Excerpts from an interface dataset =
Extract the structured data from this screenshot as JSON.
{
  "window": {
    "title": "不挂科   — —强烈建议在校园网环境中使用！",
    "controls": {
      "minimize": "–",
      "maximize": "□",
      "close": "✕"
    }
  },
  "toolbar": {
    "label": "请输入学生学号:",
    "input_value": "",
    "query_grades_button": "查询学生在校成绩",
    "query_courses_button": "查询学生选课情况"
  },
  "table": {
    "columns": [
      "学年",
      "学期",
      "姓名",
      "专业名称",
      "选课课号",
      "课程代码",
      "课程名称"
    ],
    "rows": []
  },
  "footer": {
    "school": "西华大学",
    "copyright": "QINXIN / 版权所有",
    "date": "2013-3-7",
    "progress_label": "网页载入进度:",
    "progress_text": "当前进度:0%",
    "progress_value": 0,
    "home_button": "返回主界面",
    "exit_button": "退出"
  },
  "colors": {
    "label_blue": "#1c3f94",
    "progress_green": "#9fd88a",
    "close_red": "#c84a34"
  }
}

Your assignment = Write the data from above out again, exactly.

Written solution =
Extract the structured data from this screenshot as JSON.
{
  "window": {
    "title": "不挂科   — —强烈建议在校园网环境中使用！",
    "controls": {
      "minimize": "–",
      "maximize": "□",
      "close": "✕"
    }
  },
  "toolbar": {
    "label": "请输入学生学号:",
    "input_value": "",
    "query_grades_button": "查询学生在校成绩",
    "query_courses_button": "查询学生选课情况"
  },
  "table": {
    "columns": [
      "学年",
      "学期",
      "姓名",
      "专业名称",
      "选课课号",
      "课程代码",
      "课程名称"
    ],
    "rows": []
  },
  "footer": {
    "school": "西华大学",
    "copyright": "QINXIN / 版权所有",
    "date": "2013-3-7",
    "progress_label": "网页载入进度:",
    "progress_text": "当前进度:0%",
    "progress_value": 0,
    "home_button": "返回主界面",
    "exit_button": "退出"
  },
  "colors": {
    "label_blue": "#1c3f94",
    "progress_green": "#9fd88a",
    "close_red": "#c84a34"
  }
}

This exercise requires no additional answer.